      1) Penn State made it through the Sandusky mess without a single losing season.

      2) Penn State won a conference title the season they were back to full scholarship strength.

      3) Jim Harbaugh went 8-5 in year 3 at Stanford. Art Briles went 7-6 in year 3 at Baylor. Bill Snyder went 7-5 and 10-3 in his third years at K-State. These programs were perennial losers with little no historical significance of fan support to speak of. Riley had a significantly better situation than these coaches inherited. It's Riley's fault he hired his original cast of mediocre coaches when most reasonably intelligent people questioned most of the hires.

      The time to be good has arrived. There are no more excuses. Any depth issues in year 3 are on them - not their predecessors.

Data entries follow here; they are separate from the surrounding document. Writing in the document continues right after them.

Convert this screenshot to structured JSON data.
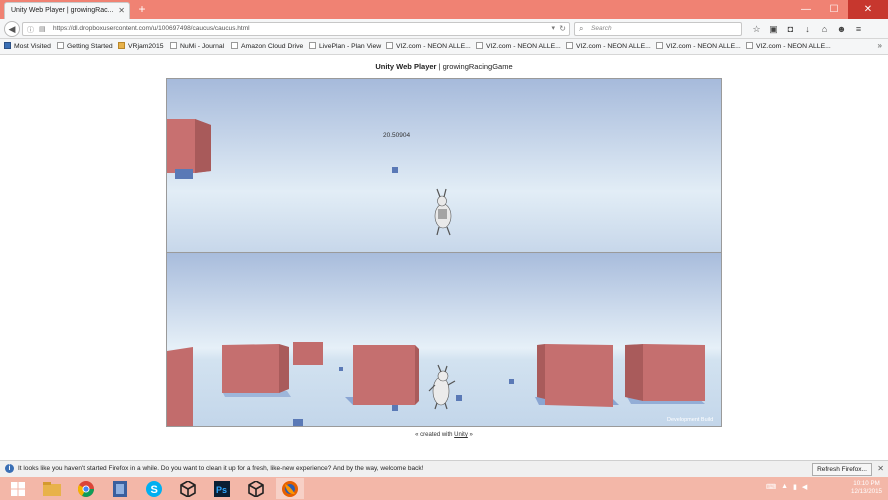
{
  "browser": {
    "tab_title": "Unity Web Player | growingRac...",
    "url": "https://dl.dropboxusercontent.com/u/100697498/caucus/caucus.html",
    "search_placeholder": "Search"
  },
  "bookmarks": [
    {
      "label": "Most Visited",
      "icon": "gear-icon"
    },
    {
      "label": "Getting Started",
      "icon": "page-icon"
    },
    {
      "label": "VRjam2015",
      "icon": "folder-icon"
    },
    {
      "label": "NuMi - Journal",
      "icon": "page-icon"
    },
    {
      "label": "Amazon Cloud Drive",
      "icon": "page-icon"
    },
    {
      "label": "LivePlan - Plan View",
      "icon": "page-icon"
    },
    {
      "label": "VIZ.com - NEON ALLE...",
      "icon": "page-icon"
    },
    {
      "label": "VIZ.com - NEON ALLE...",
      "icon": "page-icon"
    },
    {
      "label": "VIZ.com - NEON ALLE...",
      "icon": "page-icon"
    },
    {
      "label": "VIZ.com - NEON ALLE...",
      "icon": "page-icon"
    },
    {
      "label": "VIZ.com - NEON ALLE...",
      "icon": "page-icon"
    }
  ],
  "page": {
    "title_bold": "Unity Web Player",
    "title_rest": " | growingRacingGame",
    "credit_prefix": "« created with ",
    "credit_link": "Unity",
    "credit_suffix": " »"
  },
  "game": {
    "score": "20.50904",
    "watermark": "Development Build",
    "colors": {
      "sky_top": "#a9bedd",
      "sky_horizon": "#dde9f4",
      "cube": "#c26c6c",
      "small_cube": "#5b7ab8"
    }
  },
  "notification": {
    "text": "It looks like you haven't started Firefox in a while. Do you want to clean it up for a fresh, like-new experience? And by the way, welcome back!",
    "button": "Refresh Firefox..."
  },
  "taskbar": {
    "apps": [
      "windows-start-icon",
      "file-explorer-icon",
      "chrome-icon",
      "app-icon",
      "skype-icon",
      "unity-icon",
      "photoshop-icon",
      "photoshop-icon",
      "unity-icon",
      "firefox-icon"
    ],
    "time": "10:10 PM",
    "date": "12/13/2015"
  }
}
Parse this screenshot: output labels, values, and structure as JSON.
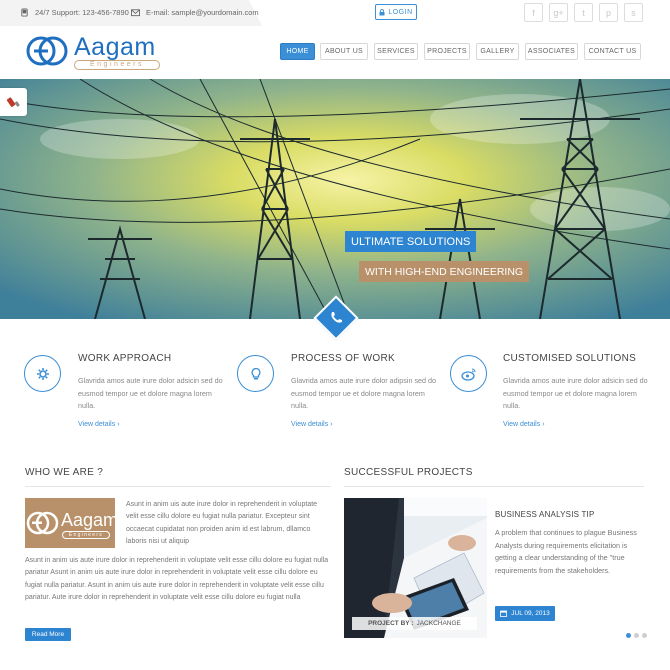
{
  "topbar": {
    "support": "24/7 Support: 123-456-7890",
    "email": "E-mail: sample@yourdomain.com",
    "login": "LOGIN",
    "social": [
      {
        "icon": "facebook-icon",
        "glyph": "f"
      },
      {
        "icon": "google-plus-icon",
        "glyph": "g+"
      },
      {
        "icon": "twitter-icon",
        "glyph": "t"
      },
      {
        "icon": "pinterest-icon",
        "glyph": "p"
      },
      {
        "icon": "skype-icon",
        "glyph": "s"
      }
    ]
  },
  "logo": {
    "name": "Aagam",
    "sub": "Engineers"
  },
  "nav": [
    "HOME",
    "ABOUT US",
    "SERVICES",
    "PROJECTS",
    "GALLERY",
    "ASSOCIATES",
    "CONTACT US"
  ],
  "nav_active": "HOME",
  "hero": {
    "caption1": "ULTIMATE SOLUTIONS",
    "caption2": "WITH HIGH-END ENGINEERING"
  },
  "features": [
    {
      "icon": "gear-icon",
      "title": "WORK APPROACH",
      "text": "Glavrida amos aute irure dolor adsicin sed do eusmod tempor ue et dolore magna lorem nulla.",
      "link": "View details"
    },
    {
      "icon": "lightbulb-icon",
      "title": "PROCESS OF WORK",
      "text": "Glavrida amos aute irure dolor adipsin sed do eusmod tempor ue et dolore magna lorem nulla.",
      "link": "View details"
    },
    {
      "icon": "weibo-icon",
      "title": "CUSTOMISED SOLUTIONS",
      "text": "Glavrida amos aute irure dolor adsicin sed do eusmod tempor ue et dolore magna lorem nulla.",
      "link": "View details"
    }
  ],
  "who": {
    "title": "WHO WE ARE ?",
    "intro": "Asunt in anim uis aute irure dolor in reprehenderit in voluptate velit esse cillu dolore eu fugiat nulla pariatur. Excepteur sint occaecat cupidatat non proiden anim id est labrum, dllamco laboris nisi ut aliquip",
    "body": "Asunt in anim uis aute irure dolor in reprehenderit in voluptate velit esse cillu dolore eu fugiat nulla pariatur Asunt in anim uis aute irure dolor in reprehenderit in voluptate velit esse cillu dolore eu fugiat nulla pariatur. Asunt in anim uis aute irure dolor in reprehenderit in voluptate velit esse cillu pariatur. Aute irure dolor in reprehenderit in voluptate velit esse cillu dolore eu fugiat nulla",
    "read_more": "Read More"
  },
  "projects": {
    "title": "SUCCESSFUL PROJECTS",
    "item_title": "BUSINESS ANALYSIS TIP",
    "item_text": "A problem that continues to plague Business Analysts during requirements elicitation is getting a clear understanding of the \"true requirements from the stakeholders.",
    "project_by_label": "PROJECT BY :",
    "project_by_value": "JACKCHANGE",
    "date": "JUL 09, 2013"
  },
  "colors": {
    "accent": "#2d84d1",
    "brand_gold": "#b8916a"
  }
}
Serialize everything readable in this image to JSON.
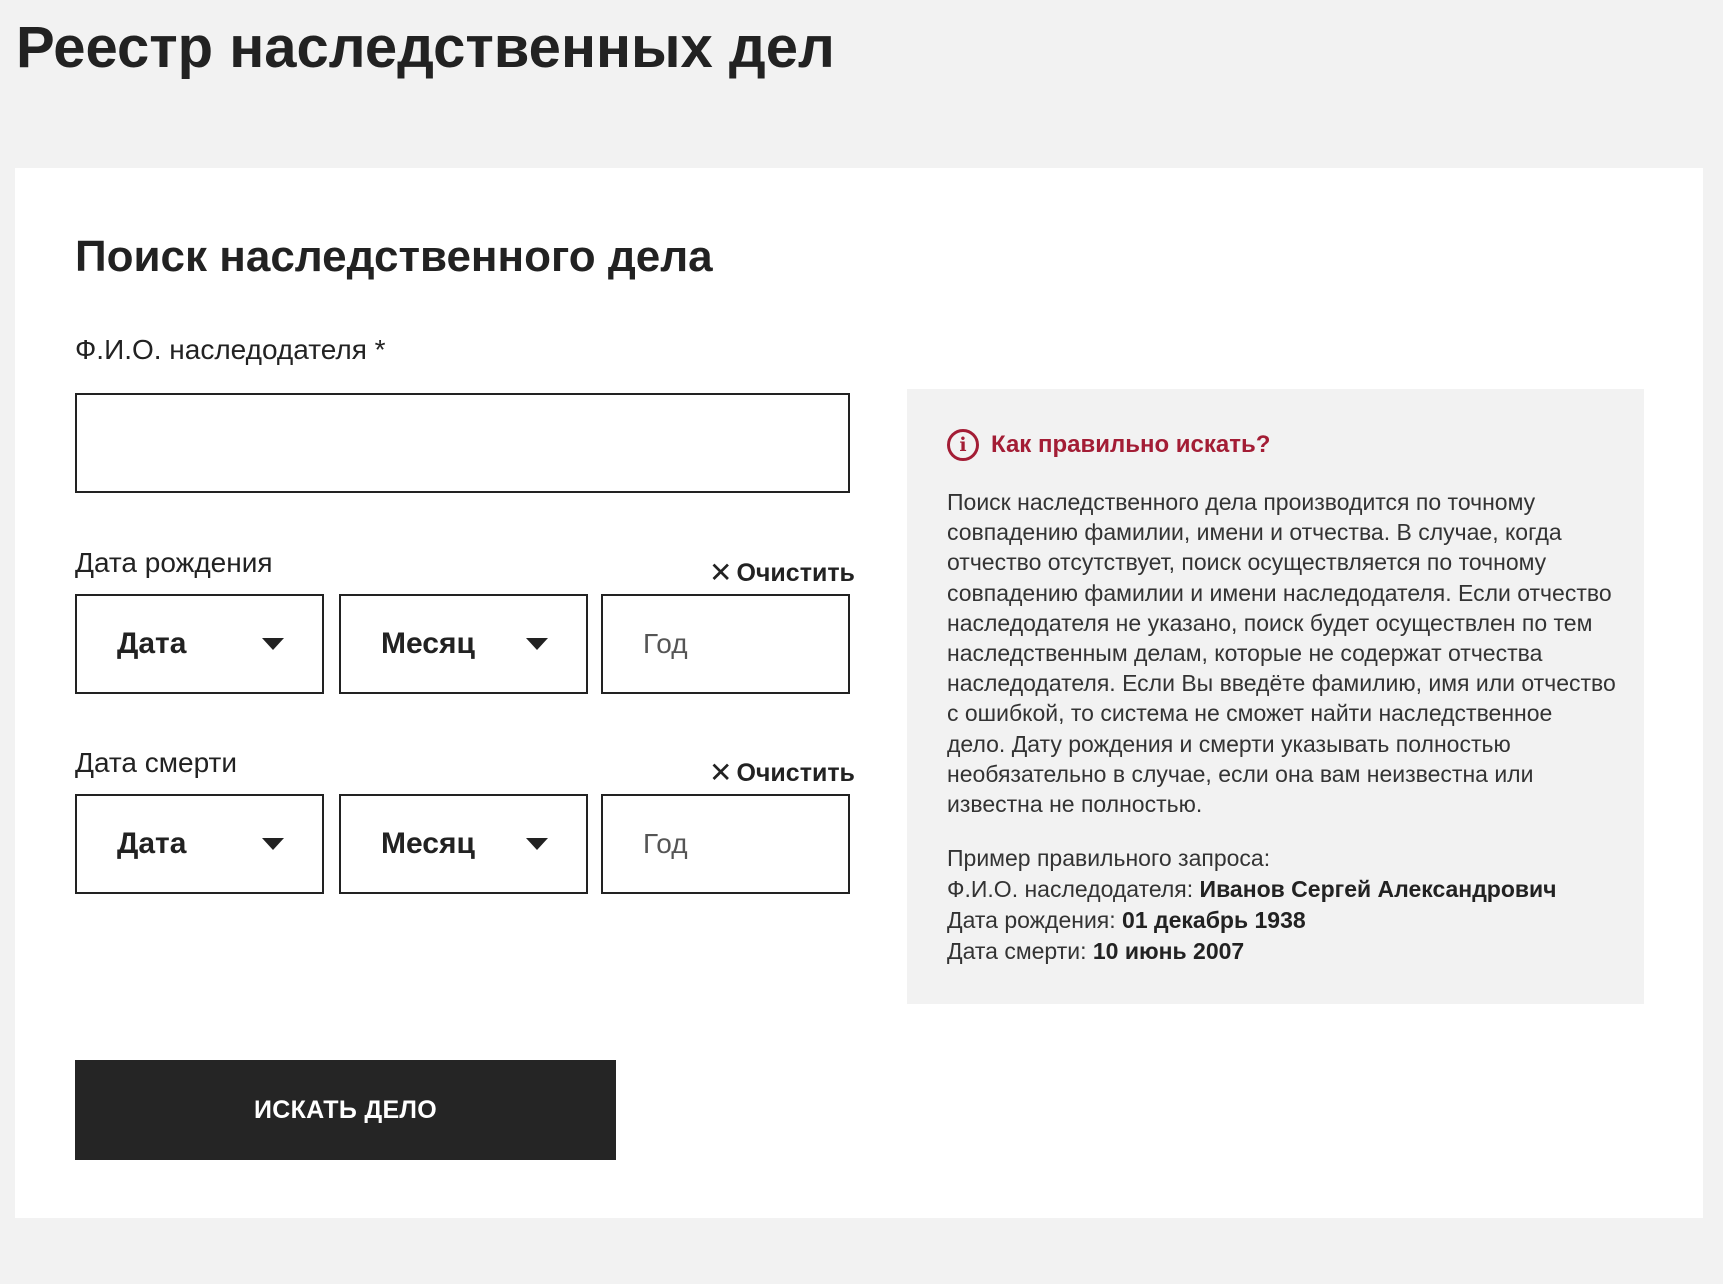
{
  "page": {
    "title": "Реестр наследственных дел"
  },
  "form": {
    "title": "Поиск наследственного дела",
    "fio_label": "Ф.И.О. наследодателя *",
    "fio_value": "",
    "birth": {
      "label": "Дата рождения",
      "clear_label": "Очистить",
      "day_label": "Дата",
      "month_label": "Месяц",
      "year_placeholder": "Год",
      "year_value": ""
    },
    "death": {
      "label": "Дата смерти",
      "clear_label": "Очистить",
      "day_label": "Дата",
      "month_label": "Месяц",
      "year_placeholder": "Год",
      "year_value": ""
    },
    "submit_label": "ИСКАТЬ ДЕЛО"
  },
  "help": {
    "title": "Как правильно искать?",
    "text": "Поиск наследственного дела производится по точному совпадению фамилии, имени и отчества. В случае, когда отчество отсутствует, поиск осуществляется по точному совпадению фамилии и имени наследодателя. Если отчество наследодателя не указано, поиск будет осуществлен по тем наследственным делам, которые не содержат отчества наследодателя. Если Вы введёте фамилию, имя или отчество с ошибкой, то система не сможет найти наследственное дело. Дату рождения и смерти указывать полностью необязательно в случае, если она вам неизвестна или известна не полностью.",
    "example_heading": "Пример правильного запроса:",
    "example_fio_label": "Ф.И.О. наследодателя:",
    "example_fio_value": "Иванов Сергей Александрович",
    "example_birth_label": "Дата рождения:",
    "example_birth_value": "01 декабрь 1938",
    "example_death_label": "Дата смерти:",
    "example_death_value": "10 июнь 2007"
  },
  "colors": {
    "page_background": "#f2f2f2",
    "card_background": "#ffffff",
    "text": "#222222",
    "accent": "#a31d35",
    "button_background": "#252525",
    "button_text": "#ffffff"
  },
  "icons": {
    "info": "info-circle-icon",
    "clear": "close-icon",
    "dropdown": "chevron-down-icon"
  }
}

      Lastly, it should be a bigger deal to most of you that Nebraska is raking in the biggest profits in the Big Ten while paying the lowest head coaching salary in the Big Ten. It's embarrassing and should be unacceptable.

      This program, fanbase, and the legacy of every former player and coach deserves better than the pile of mediocrity Nebraska has become.
    6. Tadow May 27, 2017
      Riley apologists would do good to remember a few things:

      1) Penn State made it through the Sandusky mess without a single losing season.

      2) Penn State won a conference title the season they were back to full scholarship strength.

      3) Jim Harbaugh went 8-5 in year 3 at Stanford. Art Briles went 7-6 in year 3 at Baylor. Bill Snyder went 7-5 and 10-3 in his third years at K-State. These programs were perennial losers with little no historical significance of fan support to speak of. Riley had a significantly better situation than these coaches inherited. It's Riley's fault he hired his original cast of mediocre coaches when most reasonably intelligent people questioned most of the hires.

      The time to be good has arrived. There are no more excuses. Any depth issues in year 3 are on them - not their predecessors.

      Lastly, it should be a bigger deal to most of you that Nebraska is raking in the biggest profits in the Big Ten while paying the lowest head coaching salary in the Big Ten. It's embarrassing and should be unacceptable.

      This program, fanbase, and the legacy of every former player and coach deserves better than the pile of mediocrity Nebraska has become.
    7. schwanktank May 27, 2017
      I think patience with football has been running thin for awhile. That said, Riley has put together some solid recruiting classes and I am hopeful we can at least make the jump to beating Iowa and Wisconsin with some regularity... please!!!
      Drew likes this.
    8. Kidoodle May 27, 2017
      Tad Stryker needs to spend the next two years typing his articles with only one hand. Then he will begin to understand how Riley spent his first two years at Nebraska with a QB with limited passing skills. When one takes on a new coaching job, one has to live with whatever handicaps the previous coach left behind. And in Riley's case, he didn't inherit a lot of talent but even worse, the previous coach left a toxic environment where some players simply chose not to play to their abilities. That is why counting his first two years as part of his trial run has no merit.
      BigRedPhoenix, Drew and KTXHusker like this.